Wrongful arrest[edit]

Brandon Mayfield was arrested 6 May 2004 on a material witness charge, on the basis of a fingerprint found after the 11 March 2004 Madrid attacks. Although Spanish authorities were doubtful that the identification was correct, he was held for two weeks in federal custody until they conclusively identified the fingerprint as belonging to another man and was released by the FBI authorities.[11]

Captured suspects[edit]

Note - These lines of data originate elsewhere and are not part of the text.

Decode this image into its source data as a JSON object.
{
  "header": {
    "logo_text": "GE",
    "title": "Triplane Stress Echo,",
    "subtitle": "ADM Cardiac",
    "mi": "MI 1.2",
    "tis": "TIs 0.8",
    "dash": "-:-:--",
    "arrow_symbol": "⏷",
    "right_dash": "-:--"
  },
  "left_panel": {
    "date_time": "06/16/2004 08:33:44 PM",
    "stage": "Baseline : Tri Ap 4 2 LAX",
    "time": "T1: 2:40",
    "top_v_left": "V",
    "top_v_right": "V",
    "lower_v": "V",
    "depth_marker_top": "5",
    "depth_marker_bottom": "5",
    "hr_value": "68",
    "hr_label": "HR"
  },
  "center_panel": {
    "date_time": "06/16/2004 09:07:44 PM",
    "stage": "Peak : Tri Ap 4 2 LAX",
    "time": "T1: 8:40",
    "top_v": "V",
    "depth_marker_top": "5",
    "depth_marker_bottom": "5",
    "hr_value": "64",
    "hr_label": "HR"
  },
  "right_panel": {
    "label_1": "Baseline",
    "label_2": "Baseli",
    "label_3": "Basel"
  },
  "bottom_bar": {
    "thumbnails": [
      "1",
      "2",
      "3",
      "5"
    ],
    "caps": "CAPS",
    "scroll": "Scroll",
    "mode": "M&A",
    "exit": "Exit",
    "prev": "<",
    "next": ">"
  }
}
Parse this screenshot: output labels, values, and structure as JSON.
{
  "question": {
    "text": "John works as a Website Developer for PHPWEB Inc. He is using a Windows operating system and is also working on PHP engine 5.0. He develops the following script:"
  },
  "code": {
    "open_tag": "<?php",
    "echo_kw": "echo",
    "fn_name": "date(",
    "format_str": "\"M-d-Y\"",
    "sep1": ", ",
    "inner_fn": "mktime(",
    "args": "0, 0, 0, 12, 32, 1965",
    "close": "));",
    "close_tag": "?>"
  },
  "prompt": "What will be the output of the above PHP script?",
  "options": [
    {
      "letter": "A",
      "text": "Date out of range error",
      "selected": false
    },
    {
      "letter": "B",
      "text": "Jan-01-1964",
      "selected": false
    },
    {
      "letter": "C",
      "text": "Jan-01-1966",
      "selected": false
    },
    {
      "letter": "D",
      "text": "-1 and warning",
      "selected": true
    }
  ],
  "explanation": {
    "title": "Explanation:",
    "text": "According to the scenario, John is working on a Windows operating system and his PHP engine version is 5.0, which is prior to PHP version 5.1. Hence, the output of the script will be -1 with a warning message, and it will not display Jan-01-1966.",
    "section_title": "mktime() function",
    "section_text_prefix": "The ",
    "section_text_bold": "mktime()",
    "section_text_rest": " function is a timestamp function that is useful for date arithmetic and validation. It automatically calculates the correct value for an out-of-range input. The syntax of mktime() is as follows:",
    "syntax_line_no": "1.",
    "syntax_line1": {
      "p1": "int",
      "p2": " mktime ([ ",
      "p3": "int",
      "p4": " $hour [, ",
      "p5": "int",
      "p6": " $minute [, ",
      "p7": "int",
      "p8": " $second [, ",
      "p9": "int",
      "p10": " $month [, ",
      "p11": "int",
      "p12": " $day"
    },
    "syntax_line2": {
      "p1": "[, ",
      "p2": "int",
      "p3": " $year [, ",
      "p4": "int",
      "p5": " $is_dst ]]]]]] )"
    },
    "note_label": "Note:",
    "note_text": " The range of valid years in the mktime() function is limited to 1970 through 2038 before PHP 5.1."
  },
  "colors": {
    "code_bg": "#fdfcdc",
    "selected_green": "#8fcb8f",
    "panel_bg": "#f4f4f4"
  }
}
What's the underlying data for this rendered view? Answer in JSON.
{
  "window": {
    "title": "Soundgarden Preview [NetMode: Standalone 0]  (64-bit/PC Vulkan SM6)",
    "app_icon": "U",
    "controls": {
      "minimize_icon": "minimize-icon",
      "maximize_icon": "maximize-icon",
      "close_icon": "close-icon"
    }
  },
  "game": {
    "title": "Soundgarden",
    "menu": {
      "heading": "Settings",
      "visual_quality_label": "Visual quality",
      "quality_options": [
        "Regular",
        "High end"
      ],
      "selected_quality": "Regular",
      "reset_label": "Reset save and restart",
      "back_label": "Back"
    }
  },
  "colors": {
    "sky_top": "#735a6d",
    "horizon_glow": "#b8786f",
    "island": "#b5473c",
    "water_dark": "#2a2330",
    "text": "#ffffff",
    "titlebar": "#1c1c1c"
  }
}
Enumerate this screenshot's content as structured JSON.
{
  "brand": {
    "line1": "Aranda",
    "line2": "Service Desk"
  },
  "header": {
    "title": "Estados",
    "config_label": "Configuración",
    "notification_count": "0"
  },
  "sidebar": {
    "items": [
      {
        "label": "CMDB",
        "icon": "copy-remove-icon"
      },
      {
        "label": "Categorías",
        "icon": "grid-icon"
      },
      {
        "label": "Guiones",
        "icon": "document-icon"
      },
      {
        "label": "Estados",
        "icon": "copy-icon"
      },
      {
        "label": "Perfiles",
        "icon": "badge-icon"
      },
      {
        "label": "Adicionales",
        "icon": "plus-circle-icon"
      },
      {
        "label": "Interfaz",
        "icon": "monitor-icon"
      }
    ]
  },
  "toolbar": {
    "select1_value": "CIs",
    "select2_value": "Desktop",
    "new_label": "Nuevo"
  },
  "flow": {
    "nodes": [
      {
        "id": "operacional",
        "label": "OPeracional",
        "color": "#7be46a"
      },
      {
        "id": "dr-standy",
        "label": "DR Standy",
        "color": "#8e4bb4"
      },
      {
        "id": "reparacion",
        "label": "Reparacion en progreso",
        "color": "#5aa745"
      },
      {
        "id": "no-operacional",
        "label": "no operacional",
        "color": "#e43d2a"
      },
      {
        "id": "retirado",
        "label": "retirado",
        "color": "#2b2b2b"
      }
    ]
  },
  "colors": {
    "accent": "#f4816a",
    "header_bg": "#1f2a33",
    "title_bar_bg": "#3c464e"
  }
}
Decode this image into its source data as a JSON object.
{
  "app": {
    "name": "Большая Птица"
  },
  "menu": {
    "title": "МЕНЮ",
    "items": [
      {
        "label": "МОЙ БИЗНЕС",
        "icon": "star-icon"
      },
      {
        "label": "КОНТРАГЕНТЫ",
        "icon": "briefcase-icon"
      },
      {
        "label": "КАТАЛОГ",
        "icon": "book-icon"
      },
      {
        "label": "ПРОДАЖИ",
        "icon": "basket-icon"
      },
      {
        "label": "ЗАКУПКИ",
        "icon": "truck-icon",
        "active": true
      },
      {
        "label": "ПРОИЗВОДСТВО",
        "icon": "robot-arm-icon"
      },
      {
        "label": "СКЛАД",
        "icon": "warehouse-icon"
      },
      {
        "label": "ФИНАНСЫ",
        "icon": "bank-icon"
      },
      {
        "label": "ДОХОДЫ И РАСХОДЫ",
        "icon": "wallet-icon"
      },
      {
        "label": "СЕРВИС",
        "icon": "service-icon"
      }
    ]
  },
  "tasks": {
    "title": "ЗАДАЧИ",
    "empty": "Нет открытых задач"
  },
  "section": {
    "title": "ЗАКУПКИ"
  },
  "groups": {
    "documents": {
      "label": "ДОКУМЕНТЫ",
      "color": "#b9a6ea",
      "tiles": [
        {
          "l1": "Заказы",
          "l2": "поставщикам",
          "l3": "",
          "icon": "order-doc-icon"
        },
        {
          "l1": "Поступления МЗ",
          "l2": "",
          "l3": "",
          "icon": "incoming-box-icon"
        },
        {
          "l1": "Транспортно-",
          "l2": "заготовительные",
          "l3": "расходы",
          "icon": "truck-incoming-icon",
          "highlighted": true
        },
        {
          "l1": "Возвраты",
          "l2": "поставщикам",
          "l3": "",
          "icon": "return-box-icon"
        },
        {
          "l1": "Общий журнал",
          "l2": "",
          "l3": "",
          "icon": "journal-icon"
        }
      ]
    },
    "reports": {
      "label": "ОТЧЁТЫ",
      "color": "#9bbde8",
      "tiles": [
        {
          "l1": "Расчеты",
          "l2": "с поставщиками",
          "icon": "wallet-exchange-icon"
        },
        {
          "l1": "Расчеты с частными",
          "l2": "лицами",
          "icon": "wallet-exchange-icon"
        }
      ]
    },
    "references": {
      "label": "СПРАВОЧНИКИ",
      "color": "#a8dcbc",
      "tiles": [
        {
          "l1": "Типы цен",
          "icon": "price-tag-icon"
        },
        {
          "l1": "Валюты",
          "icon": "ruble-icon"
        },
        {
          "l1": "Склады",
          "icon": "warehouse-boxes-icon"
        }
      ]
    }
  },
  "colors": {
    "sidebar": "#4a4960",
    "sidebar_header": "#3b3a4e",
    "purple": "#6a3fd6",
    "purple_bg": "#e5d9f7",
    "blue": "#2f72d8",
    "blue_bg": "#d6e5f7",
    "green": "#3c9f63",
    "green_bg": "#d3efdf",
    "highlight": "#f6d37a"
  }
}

Mustafa Setmariam Nasar – arrested in Quetta, Pakistan in October 2005 as he shopped for breakfast, close to the Pakistani-Afghan border by the Pakistani Inter-Services Intelligence. He was held as a Spanish citizenship since the late 1980s following marriage to a Spanish woman. He was wanted for the 2004 Madrid bombings and the 2005 London Bombings. The FBI had offered a US$5 million reward for his capture and President Pervez Musharraf of Pakistan stated in that his country has received a huge amount of substantial sums in bounties from American authorities.

Abdelilah Hriz – arrested in his native Morocco on January 2008 by Moroccan police.[12] In Rabat, Hriz was found guilty and sentenced up to 20 years in prison on December 2008.[13]

On 29 April 2011 after the Royal Wedding of Prince William and Catherine Middleton, the German Federal Police arrested 3 Moroccans in the western German city of Düsseldorf and one in nearby Bochum. The Moroccans were linked with the 2004 Madrid train bombings and 2005 London transit attacks. The arrests were based on suspicion they were planning a terror attack in the country, they said. Local media reports that officers had seized large amounts of explosives when the three were arrested. The three alleged terrorists were brought to a judge the next day and they are to remain in detention pending an awaiting trial.[14]

References[edit]

  1. ^ Sturcke, James (31 October 2007). "Madrid train bombings suspects". The Guardian (London). Retrieved 13 August 2011. 
  2. ^ "Jamal Zougam: Madrid bomb suspect". BBC. 18 March 2004. Retrieved 1 November 2007. 
  3. ^ Wright, George (16 March 2004). "Six Moroccans suspected of Madrid attacks". The Guardian (London). Retrieved 1 November 2007. 
  4. ^ "Madrid suspect heard in 9/11 case". BBC. 1 June 2005. Retrieved 1 November 2007. 
  5. ^ Sturcke, James (31 October 2007). "Madrid train bombings suspects". The Guardian (London). Retrieved 13 August 2011. 
  6. ^ Sturcke, James (31 October 2007). "Madrid train bombings suspects". The Guardian (London). Retrieved 13 August 2011. 
  7. ^ Sturcke, James (31 October 2007). "Madrid train bombings suspects". The Guardian (London). Retrieved 13 August 2011. 
  8. ^ Sturcke, James (31 October 2007). "Madrid train bombings suspects". The Guardian (London). Retrieved 13 August 2011. 
  9. ^ "10 years, Milan Osman Rabei". Corrireire. Retrieved 14 June 2011. 
  10. ^ "Rabei Court Photos". Retrieved 13 August 2011. 
  11. ^ "FBI apologizes to lawyer held in Madrid bombings". MSNBC. Retrieved 30 August 2011. 
  12. ^ Goodman, Al (21 March 2005). "Madrid train bombs suspect held". CNN. Retrieved 30 August 2011. 
  13. ^ "Moroccan man jailed for 20 years for Madrid train bombings that killed 191 people". Daily Mail (London). 19 December 2008. 
  14. ^ "German police arrest three suspected al-Qaeda members". The Guardian (London). 29 April 2011. Retrieved 30 August 2011. 

External links[edit]